After he shot Giffords in the head at point-blank range, Jared Loughner turned his 9 mm pistol on bystanders and continued firing 31 more times until his magazine was empty. Horrified victims of the attack dragged him to the ground and held him until police arrived. The dead included a 9-year-old girl, Christina-Taylor Green.
Jared Loughner had a record of drug and alchol abuse but no violence. His only citations were for misdemeanors - possession of drug paraphernalia in 2007 and for spraying graffiti on a street sign in 2008. Army recruiters rejected him. He had a failed work history that included jobs at a fast-food restaurant and as a dog walker.
By 2010, Jared Loughner had become alienated from friends, an Internet loner posting messages of hate and suicide.
He was suspended from Pima Community College after five contacts with campus police because of classroom disruptions and after he posted a bizarre video on YouTube in which he ranted about the "genocide school." By then, he favored satanic music and had begun espousing conspiracy theories about the 9/11 attack and government control of grammar.
He also wrote about the ability to manipulate dreams, a favorite past-time.
Jared Loughner was charged with 49 felony counts, and no one ever questioned his responsibility for the shooting spree.
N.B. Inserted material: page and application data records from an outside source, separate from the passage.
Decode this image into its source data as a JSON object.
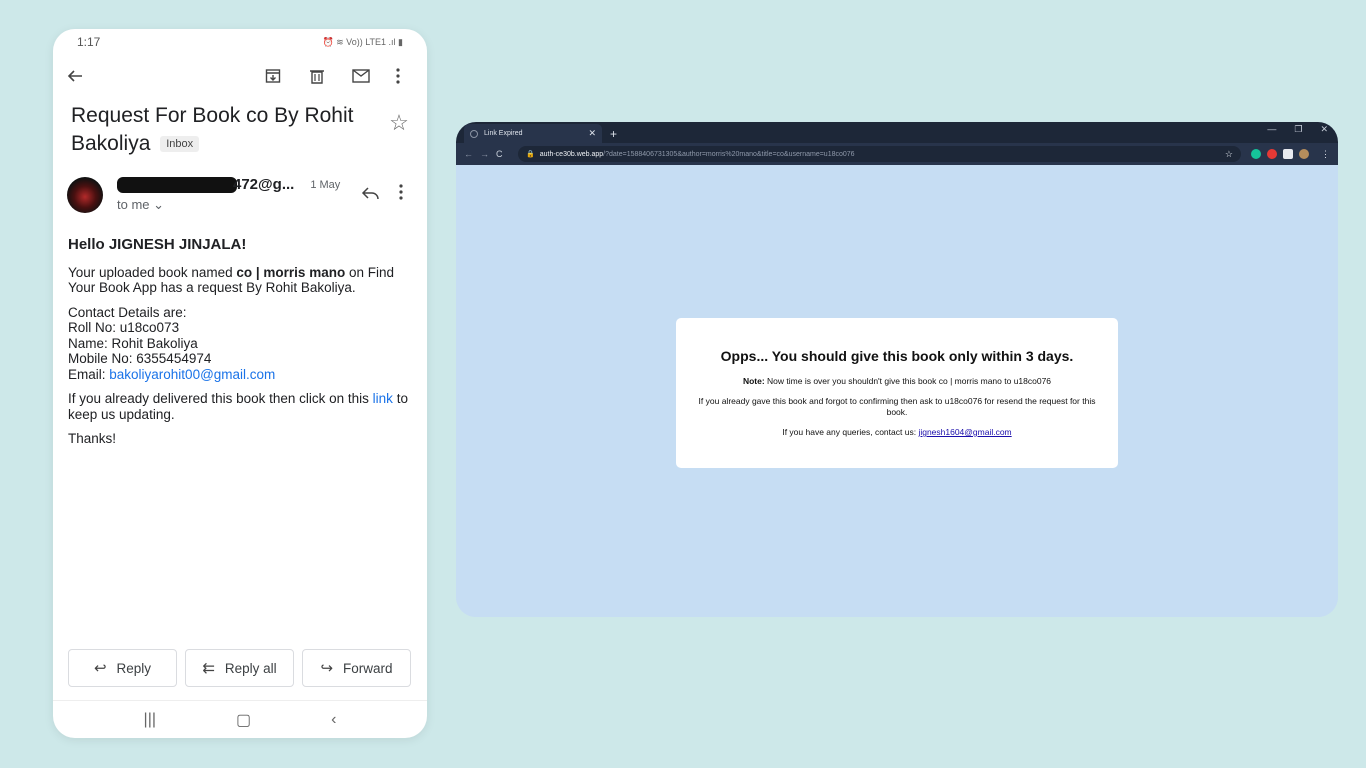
{
  "phone": {
    "status": {
      "time": "1:17",
      "icons": "⏰ ≋ Vo)) LTE1 .ıl ▮"
    },
    "subject": "Request For Book co By Rohit Bakoliya",
    "label": "Inbox",
    "sender": {
      "email_visible": "472@g...",
      "date": "1 May",
      "to": "to me"
    },
    "email": {
      "greeting": "Hello JIGNESH JINJALA!",
      "p1_start": "Your uploaded book named ",
      "p1_book": "co | morris mano",
      "p1_end": " on Find Your Book App has a request By Rohit Bakoliya.",
      "contact_title": "Contact Details are:",
      "roll": "Roll No: u18co073",
      "name": "Name: Rohit Bakoliya",
      "mobile": "Mobile No: 6355454974",
      "email_label": "Email: ",
      "email_link": "bakoliyarohit00@gmail.com",
      "p3_start": "If you already delivered this book then click on this ",
      "p3_link": "link",
      "p3_end": " to keep us updating.",
      "thanks": "Thanks!"
    },
    "actions": {
      "reply": "Reply",
      "reply_all": "Reply all",
      "forward": "Forward"
    }
  },
  "browser": {
    "tab_title": "Link Expired",
    "url_host": "auth-ce30b.web.app",
    "url_path": "/?date=1588406731305&author=morris%20mano&title=co&username=u18co076",
    "card": {
      "heading": "Opps... You should give this book only within 3 days.",
      "note_label": "Note:",
      "note_text": " Now time is over you shouldn't give this book co | morris mano to u18co076",
      "resend": "If you already gave this book and forgot to confirming then ask to u18co076 for resend the request for this book.",
      "contact_prefix": "If you have any queries, contact us: ",
      "contact_email": "jignesh1604@gmail.com"
    }
  },
  "icons": [
    "back-arrow-icon",
    "archive-icon",
    "delete-icon",
    "mail-icon",
    "more-vert-icon",
    "star-icon",
    "reply-icon",
    "reply-all-icon",
    "forward-icon",
    "recents-icon",
    "home-icon",
    "nav-back-icon",
    "lock-icon",
    "reload-icon"
  ]
}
But the federal prosecution was clouded by a diagnosis of schizophrenia with delusions so severe that he interrupted court proceedings and was found incompetent to stand trial.
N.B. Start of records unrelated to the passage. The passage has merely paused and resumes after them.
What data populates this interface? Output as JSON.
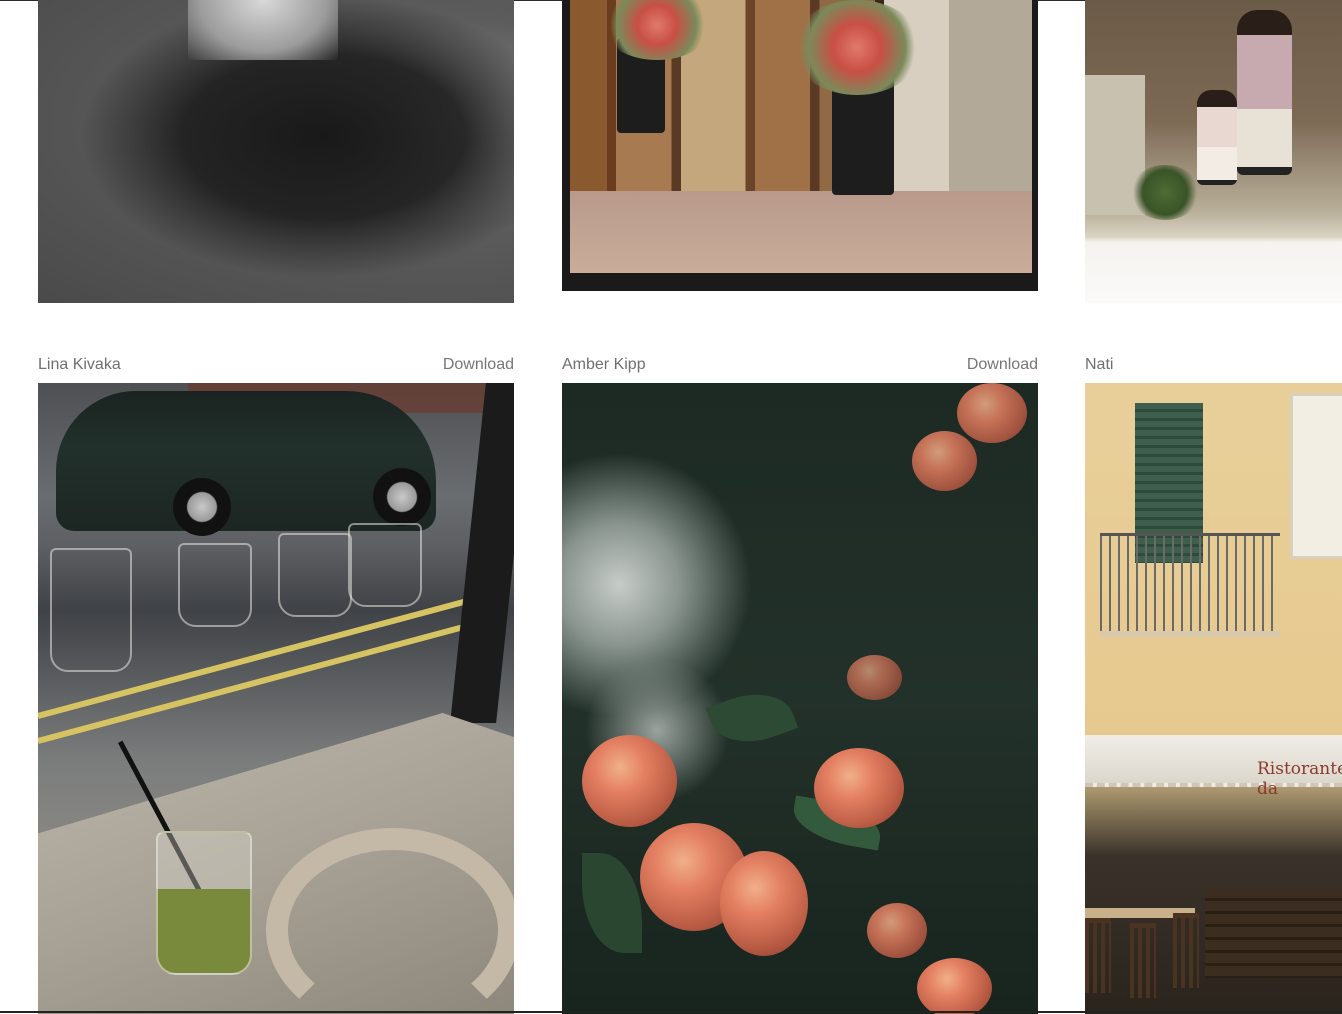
{
  "gallery": {
    "rows": [
      {
        "photos": [
          {
            "alt": "Black and white photo of a person in a dark coat"
          },
          {
            "alt": "Shop window with rubber boots holding flowers"
          },
          {
            "alt": "Woman and child standing beside a wooden wall"
          }
        ]
      },
      {
        "cards": [
          {
            "author": "Lina Kivaka",
            "download_label": "Download",
            "alt": "Cafe window with headphones and a drink"
          },
          {
            "author": "Amber Kipp",
            "download_label": "Download",
            "alt": "Red apples on a tree branch"
          },
          {
            "author": "Nati",
            "alt": "Building facade with balcony and outdoor restaurant"
          }
        ]
      }
    ],
    "restaurant_sign_text": "Ristorante da"
  },
  "colors": {
    "author_text": "#6f6f6f",
    "download_text": "#767676",
    "background": "#ffffff"
  }
}
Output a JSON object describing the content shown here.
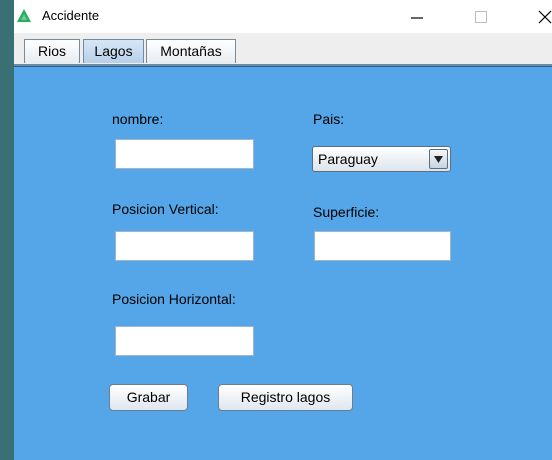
{
  "window": {
    "title": "Accidente",
    "icon": "green-triangle-icon",
    "accent": "#27ae60"
  },
  "tabs": [
    {
      "label": "Rios",
      "active": false
    },
    {
      "label": "Lagos",
      "active": true
    },
    {
      "label": "Montañas",
      "active": false
    }
  ],
  "form": {
    "nombre_label": "nombre:",
    "nombre_value": "",
    "pais_label": "Pais:",
    "pais_selected": "Paraguay",
    "posicion_vertical_label": "Posicion Vertical:",
    "posicion_vertical_value": "",
    "superficie_label": "Superficie:",
    "superficie_value": "",
    "posicion_horizontal_label": "Posicion Horizontal:",
    "posicion_horizontal_value": ""
  },
  "buttons": {
    "grabar": "Grabar",
    "registro_lagos": "Registro lagos"
  },
  "colors": {
    "panel_bg": "#55a6e8",
    "desktop_bg": "#3a6f73"
  }
}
After being placed on medications, sometimes involuntarily, Loughner recovered his mental health sufficiently to proceed. A trial was averted, along with the possibility of a death penalty, when he signed a plea agreement admitting guilt.
Jared Loughner was sentenced in November to seven consecutive life prison terms, plus 140 years, without possibility of parole.
The deadly incident was among several in recent U.S. history that spurred debate over firearms regulation. Giffords, who was hospitalized for months, eventually resigned from her congressional seat because of the severe brain injury.
She has since formed a gun-control advocacy group with her husband, former astronaut Mark Kelly.
Dennis Wagner also reports for The Arizona Republic.